"It will affect a very significant number of people in the workforce. Two people turn up for a job, one's an Australian and gets the job, the other one is a dual citizen or permanent resident and they don't get the job unless they pass a security clearance," he told SBS News.
Who buys Australian arms?
The Bushmaster armoured four-wheel drive is one of Australia's best known military products, deployed by the ADF in Afghanistan and Iraq.
The vehicles have been purchased by foreign militaries around the world, including Jamaica, Japan, the UK and the Netherlands.
Chris Jenkins, CEO of Thales Australia, which makes the Bushmaster, attended Mr Turnbull's press conference on Monday and thanked the prime minister for his "unprecedented support".
Mr Pyne said Australia also exported parts for the new Joint Strike Fighter planes and life rafts for ships, but there was potential to sell many more defence products on the international market.
The lighter Hawkei vehicle, also manufactured by Thales, has been singled out in the government's strategy as a promising export prospect.
The Labor opposition suggested it would back the government's plan.
"I'm very supportive of any proposal that creates jobs, that's the starting point," senior Labor MP Anthony Albanese told ABC Radio.
He said defence industry was "important" but accused the Turnbull Government of neglecting other kinds of advanced manufacturing in the automotive and renewable energy industries.
While the two major parties support the export plan, the Greens and various charities have accused the government of trying to profit off war.
Greens leader Richard Di Natale said the announcement showed Mr Turnbull wanted Australia to become a "massive exporter of death", criticising Australia's history of selling defence products to Saudi Arabia.
Various charity groups have also expressed concern.
Save the Children's Australian CEO Paul Ronalds said the charity was well aware of the need to tackle the threat of terrorism, especially in the wake last week's attack on their Afghanistan office.
"But as an organisation working on the front-lines in conflict zones, we also know that an increase in the supply of arms and munitions is not the answer," Mr Ronalds said.
World Vision chief advocate Tim Costello has previously denounced the government's arms export drive as "exporting death and profiting from bloodshed".
But foreign minister Julie Bishop said Australia would base its arms export decisions on "strategic concerns". She said the country was bound by various international treaties and would negotiate sales on a "case by case" basis.

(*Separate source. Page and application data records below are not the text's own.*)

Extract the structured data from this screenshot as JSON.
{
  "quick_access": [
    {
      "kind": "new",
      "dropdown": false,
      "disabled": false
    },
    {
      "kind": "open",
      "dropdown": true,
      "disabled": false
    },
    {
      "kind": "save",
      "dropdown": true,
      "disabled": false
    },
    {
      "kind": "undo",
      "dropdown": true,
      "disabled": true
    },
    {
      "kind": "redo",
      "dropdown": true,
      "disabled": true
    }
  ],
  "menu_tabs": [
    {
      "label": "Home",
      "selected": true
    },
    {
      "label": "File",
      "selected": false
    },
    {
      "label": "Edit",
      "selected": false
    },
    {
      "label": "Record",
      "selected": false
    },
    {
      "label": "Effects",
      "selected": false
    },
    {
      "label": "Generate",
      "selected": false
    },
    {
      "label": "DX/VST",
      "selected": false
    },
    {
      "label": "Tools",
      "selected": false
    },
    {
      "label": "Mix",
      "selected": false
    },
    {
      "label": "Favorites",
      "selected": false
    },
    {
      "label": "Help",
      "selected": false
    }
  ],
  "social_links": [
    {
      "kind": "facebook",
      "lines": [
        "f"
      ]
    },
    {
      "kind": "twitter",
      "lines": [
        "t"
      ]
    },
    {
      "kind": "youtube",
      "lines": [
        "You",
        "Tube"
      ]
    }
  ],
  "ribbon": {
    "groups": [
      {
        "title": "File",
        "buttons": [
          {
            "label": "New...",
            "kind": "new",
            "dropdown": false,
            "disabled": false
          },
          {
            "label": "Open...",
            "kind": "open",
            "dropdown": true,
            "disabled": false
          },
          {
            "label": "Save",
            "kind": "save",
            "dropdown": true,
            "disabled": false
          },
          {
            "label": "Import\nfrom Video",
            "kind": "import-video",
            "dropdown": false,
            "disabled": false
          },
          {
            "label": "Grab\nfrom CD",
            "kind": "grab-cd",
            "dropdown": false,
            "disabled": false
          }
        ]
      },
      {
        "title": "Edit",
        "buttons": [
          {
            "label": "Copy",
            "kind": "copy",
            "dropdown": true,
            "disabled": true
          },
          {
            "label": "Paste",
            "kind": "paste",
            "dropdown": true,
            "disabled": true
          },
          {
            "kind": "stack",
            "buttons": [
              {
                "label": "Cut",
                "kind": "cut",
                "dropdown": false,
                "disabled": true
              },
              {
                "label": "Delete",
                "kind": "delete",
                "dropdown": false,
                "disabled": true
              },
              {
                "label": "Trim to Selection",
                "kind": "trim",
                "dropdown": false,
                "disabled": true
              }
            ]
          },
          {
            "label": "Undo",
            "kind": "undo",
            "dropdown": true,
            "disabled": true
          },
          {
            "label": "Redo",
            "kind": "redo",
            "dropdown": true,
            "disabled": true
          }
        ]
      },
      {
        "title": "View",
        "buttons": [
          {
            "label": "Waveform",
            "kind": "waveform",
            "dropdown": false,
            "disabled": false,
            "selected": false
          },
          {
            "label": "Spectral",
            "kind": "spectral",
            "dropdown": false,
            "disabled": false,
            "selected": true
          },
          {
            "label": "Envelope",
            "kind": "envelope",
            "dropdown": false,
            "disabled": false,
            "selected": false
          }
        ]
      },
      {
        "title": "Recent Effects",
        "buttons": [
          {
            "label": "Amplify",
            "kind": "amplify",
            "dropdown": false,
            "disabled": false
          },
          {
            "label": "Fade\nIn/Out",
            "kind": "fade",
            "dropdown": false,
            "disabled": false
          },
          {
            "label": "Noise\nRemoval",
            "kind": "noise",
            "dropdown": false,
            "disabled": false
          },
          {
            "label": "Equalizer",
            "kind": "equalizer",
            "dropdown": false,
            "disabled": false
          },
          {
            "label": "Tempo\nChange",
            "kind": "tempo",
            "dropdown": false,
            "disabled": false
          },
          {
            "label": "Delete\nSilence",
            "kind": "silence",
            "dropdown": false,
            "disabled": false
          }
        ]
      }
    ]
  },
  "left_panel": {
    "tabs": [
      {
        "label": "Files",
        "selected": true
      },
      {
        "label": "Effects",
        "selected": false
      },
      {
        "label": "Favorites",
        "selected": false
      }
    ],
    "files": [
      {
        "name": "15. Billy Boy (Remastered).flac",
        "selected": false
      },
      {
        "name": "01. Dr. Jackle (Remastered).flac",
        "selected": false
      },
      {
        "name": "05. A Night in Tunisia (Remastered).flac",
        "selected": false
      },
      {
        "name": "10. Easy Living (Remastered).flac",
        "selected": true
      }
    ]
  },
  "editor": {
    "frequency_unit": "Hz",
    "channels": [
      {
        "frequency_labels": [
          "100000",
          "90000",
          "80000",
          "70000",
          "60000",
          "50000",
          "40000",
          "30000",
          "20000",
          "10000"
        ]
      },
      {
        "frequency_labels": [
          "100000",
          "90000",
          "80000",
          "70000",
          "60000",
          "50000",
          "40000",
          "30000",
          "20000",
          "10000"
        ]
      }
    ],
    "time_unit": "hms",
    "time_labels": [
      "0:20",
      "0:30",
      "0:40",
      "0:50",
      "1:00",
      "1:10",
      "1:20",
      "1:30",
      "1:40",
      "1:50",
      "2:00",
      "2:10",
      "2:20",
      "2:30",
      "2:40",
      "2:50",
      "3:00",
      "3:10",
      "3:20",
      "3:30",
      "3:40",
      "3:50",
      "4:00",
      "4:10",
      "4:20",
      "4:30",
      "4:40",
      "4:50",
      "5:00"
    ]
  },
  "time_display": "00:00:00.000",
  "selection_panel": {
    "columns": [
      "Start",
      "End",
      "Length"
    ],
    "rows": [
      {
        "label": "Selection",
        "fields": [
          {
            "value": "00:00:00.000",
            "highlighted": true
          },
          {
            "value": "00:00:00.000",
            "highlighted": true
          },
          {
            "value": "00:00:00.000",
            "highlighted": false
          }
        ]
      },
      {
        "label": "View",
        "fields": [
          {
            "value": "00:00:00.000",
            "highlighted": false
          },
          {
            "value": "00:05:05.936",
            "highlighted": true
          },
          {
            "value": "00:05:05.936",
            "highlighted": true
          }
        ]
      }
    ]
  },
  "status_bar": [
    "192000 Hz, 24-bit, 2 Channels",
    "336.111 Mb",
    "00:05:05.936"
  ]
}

As well as expanding the Export Finance Investment Corporation's remit with the new $3.8 billion loan facility, the government will spend $80 million over four years on a grants program to support small and medium businesses who want to export, another program to help local companies build export capacity, and a focus on trade shows and long-term campaigns.
Priority markets for Australian arms include the US, Canada, the UK, New Zealand, the Middle East and the Indo-Pacific, the government said.
Trade Minister Steve Ciobo says Australia will also look at opportunities in Japan.
"What we are looking for are countries where we have got a strong human rights track record and, of course, have safeguards in place," he told the Nine Network.
- with AAP